Amazon CEO Andy Jassy has sparked controversy among his employees over his stance on the company’s return-to-office policy, which requires corporate workers to be in the office at least three days a week. Jassy told employees that it was “past the time to disagree and commit” with the policy, and that those who could not do so “probably” would not work out at Amazon.
What is the return-to-office policy?
The return-to-office policy was announced by Jassy in February 2023, shortly after he took over from Jeff Bezos as the head of the e-commerce giant. Jassy said that he and his senior leadership team had decided that employees should be in the office “the majority of the time” or at least three days a week, starting from May 2023.
Jassy argued that being in the office was essential for fostering Amazon’s culture of innovation, collaboration, learning and communication. He said that there were many scenarios where the company had to make decisions without perfect data, and that face-to-face interactions were more effective than remote ones. He also said that there would be some exceptions to the rule, but only for a “small minority” of employees.
How did employees react to the policy?
The policy was met with resistance and criticism from many employees, who felt that it was unfair, unnecessary and out of touch with the changing realities of work in the post-pandemic era. Some employees said that they preferred working from home for various reasons, such as saving time and money on commuting, having more flexibility and autonomy, and balancing their personal and professional lives.
In May 2023, hundreds of corporate employees staged a walkout at Amazon’s Seattle headquarters to protest against the policy, as well as other issues such as climate change and labor rights. An internal Slack channel advocating for remote work had nearly 33,000 members, according to The Associated Press. Some employees also called for Amazon to release data to support Jassy’s claims about the benefits of being in the office.
What did Jassy say in response to the backlash?
In an internal Q&A session earlier this month, Jassy defended his position on the policy and urged employees to accept it. He said that it was “past the time to disagree and commit” with the policy, using a phrase from Amazon’s Leadership Principles that means leaders should respectfully challenge decisions when they disagree, but once a decision is made, they should commit fully to it.
Jassy also said that if employees could not disagree and commit, it was “probably not going to work out” for them at Amazon.
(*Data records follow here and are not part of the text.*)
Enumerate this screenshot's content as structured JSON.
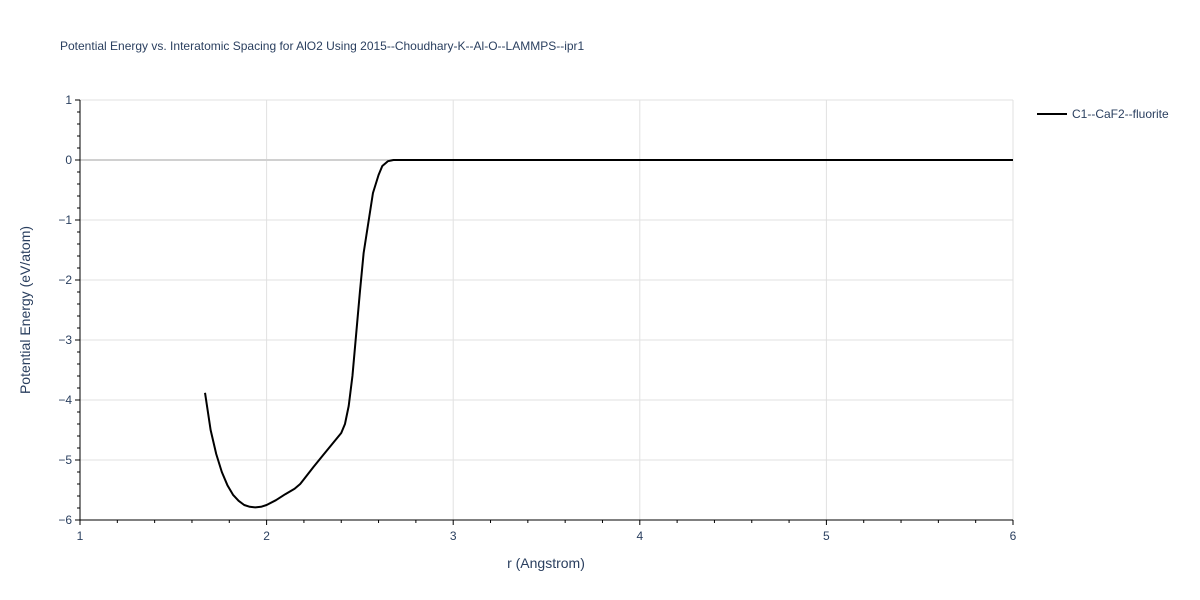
{
  "chart_data": {
    "type": "line",
    "title": "Potential Energy vs. Interatomic Spacing for AlO2 Using 2015--Choudhary-K--Al-O--LAMMPS--ipr1",
    "xlabel": "r (Angstrom)",
    "ylabel": "Potential Energy (eV/atom)",
    "xlim": [
      1,
      6
    ],
    "ylim": [
      -6,
      1
    ],
    "xticks": [
      "1",
      "2",
      "3",
      "4",
      "5",
      "6"
    ],
    "yticks": [
      "1",
      "0",
      "−1",
      "−2",
      "−3",
      "−4",
      "−5",
      "−6"
    ],
    "grid": true,
    "legend_position": "top-right",
    "series": [
      {
        "name": "C1--CaF2--fluorite",
        "color": "#000000",
        "x": [
          1.67,
          1.7,
          1.73,
          1.76,
          1.79,
          1.82,
          1.85,
          1.88,
          1.91,
          1.94,
          1.97,
          2.0,
          2.05,
          2.1,
          2.15,
          2.18,
          2.2,
          2.25,
          2.3,
          2.35,
          2.4,
          2.42,
          2.44,
          2.46,
          2.48,
          2.5,
          2.52,
          2.55,
          2.57,
          2.6,
          2.62,
          2.65,
          2.68,
          2.7,
          2.8,
          3.0,
          3.5,
          4.0,
          4.5,
          5.0,
          5.5,
          6.0
        ],
        "y": [
          -3.88,
          -4.5,
          -4.9,
          -5.2,
          -5.42,
          -5.58,
          -5.68,
          -5.75,
          -5.78,
          -5.79,
          -5.78,
          -5.75,
          -5.67,
          -5.57,
          -5.48,
          -5.4,
          -5.32,
          -5.12,
          -4.93,
          -4.74,
          -4.55,
          -4.4,
          -4.1,
          -3.6,
          -2.9,
          -2.2,
          -1.55,
          -0.95,
          -0.55,
          -0.25,
          -0.1,
          -0.02,
          0.0,
          0.0,
          0.0,
          0.0,
          0.0,
          0.0,
          0.0,
          0.0,
          0.0,
          0.0
        ]
      }
    ]
  }
}
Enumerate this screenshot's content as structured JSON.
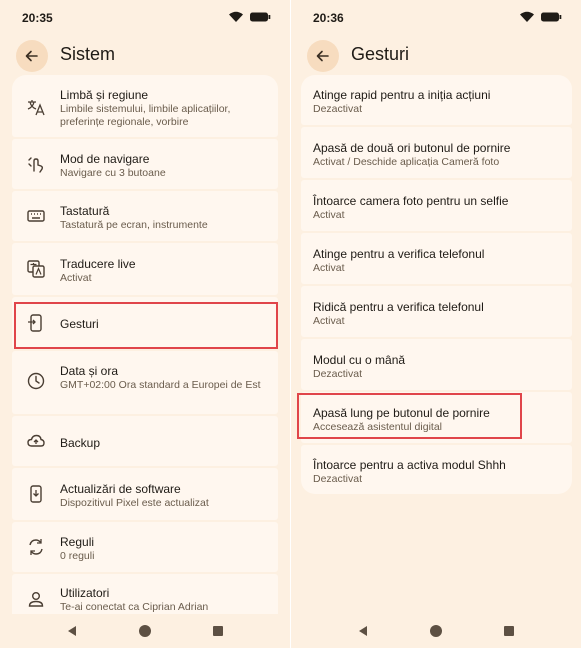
{
  "left": {
    "time": "20:35",
    "title": "Sistem",
    "items": [
      {
        "title": "Limbă și regiune",
        "subtitle": "Limbile sistemului, limbile aplicațiilor, preferințe regionale, vorbire",
        "icon": "translate-icon"
      },
      {
        "title": "Mod de navigare",
        "subtitle": "Navigare cu 3 butoane",
        "icon": "gesture-hand-icon"
      },
      {
        "title": "Tastatură",
        "subtitle": "Tastatură pe ecran, instrumente",
        "icon": "keyboard-icon"
      },
      {
        "title": "Traducere live",
        "subtitle": "Activat",
        "icon": "live-translate-icon"
      },
      {
        "title": "Gesturi",
        "subtitle": "",
        "icon": "phone-gesture-icon"
      },
      {
        "title": "Data și ora",
        "subtitle": "GMT+02:00 Ora standard a Europei de Est",
        "icon": "clock-icon"
      },
      {
        "title": "Backup",
        "subtitle": "",
        "icon": "cloud-upload-icon"
      },
      {
        "title": "Actualizări de software",
        "subtitle": "Dispozitivul Pixel este actualizat",
        "icon": "system-update-icon"
      },
      {
        "title": "Reguli",
        "subtitle": "0 reguli",
        "icon": "rules-icon"
      },
      {
        "title": "Utilizatori",
        "subtitle": "Te-ai conectat ca Ciprian Adrian",
        "icon": "person-icon"
      }
    ]
  },
  "right": {
    "time": "20:36",
    "title": "Gesturi",
    "items": [
      {
        "title": "Atinge rapid pentru a iniția acțiuni",
        "subtitle": "Dezactivat"
      },
      {
        "title": "Apasă de două ori butonul de pornire",
        "subtitle": "Activat / Deschide aplicația Cameră foto"
      },
      {
        "title": "Întoarce camera foto pentru un selfie",
        "subtitle": "Activat"
      },
      {
        "title": "Atinge pentru a verifica telefonul",
        "subtitle": "Activat"
      },
      {
        "title": "Ridică pentru a verifica telefonul",
        "subtitle": "Activat"
      },
      {
        "title": "Modul cu o mână",
        "subtitle": "Dezactivat"
      },
      {
        "title": "Apasă lung pe butonul de pornire",
        "subtitle": "Accesează asistentul digital"
      },
      {
        "title": "Întoarce pentru a activa modul Shhh",
        "subtitle": "Dezactivat"
      }
    ]
  },
  "colors": {
    "background": "#fdf0e1",
    "card": "#fff7ef",
    "accent": "#f7dcbf",
    "highlight": "#e0454a"
  }
}
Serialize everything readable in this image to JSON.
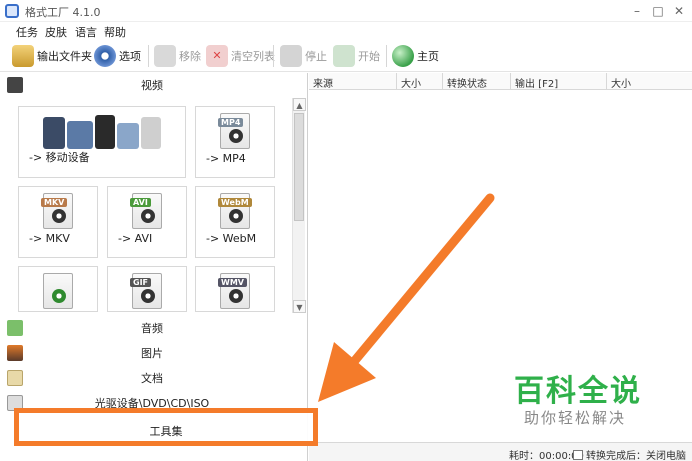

He said that it was not right for some employees to be in the office three days a week while others refused to come in. He said that he and his leadership team had looked at available data and felt that meetings were not as effective in a remote environment.
What are the implications of Jassy’s remarks?
Jassy’s remarks have sparked further outrage and disappointment among some employees, who felt that he was dismissing their concerns and threatening their job security. Some employees said that they felt betrayed by Jassy, who had previously expressed support for remote work and flexibility. They also said that they felt demoralized and disillusioned by Amazon’s culture, which they perceived as rigid, hierarchical and insensitive.
On the other hand, some employees agreed with Jassy’s remarks and supported his vision for Amazon’s future. They said that they valued being in the office with their colleagues and managers, and that they believed in Amazon’s mission and values. They also said that they trusted Jassy’s judgment and leadership, and that they were willing to adapt to the policy.
Jassy’s remarks have also raised questions about Amazon’s ability to attract and retain talent in a competitive market, where many other tech companies have adopted more flexible and hybrid work models. Some analysts have suggested that Amazon may face challenges in hiring and retaining employees who prefer more autonomy and choice over their work location. They have also suggested that Amazon may need to reconsider its policy in light of changing customer expectations and demands.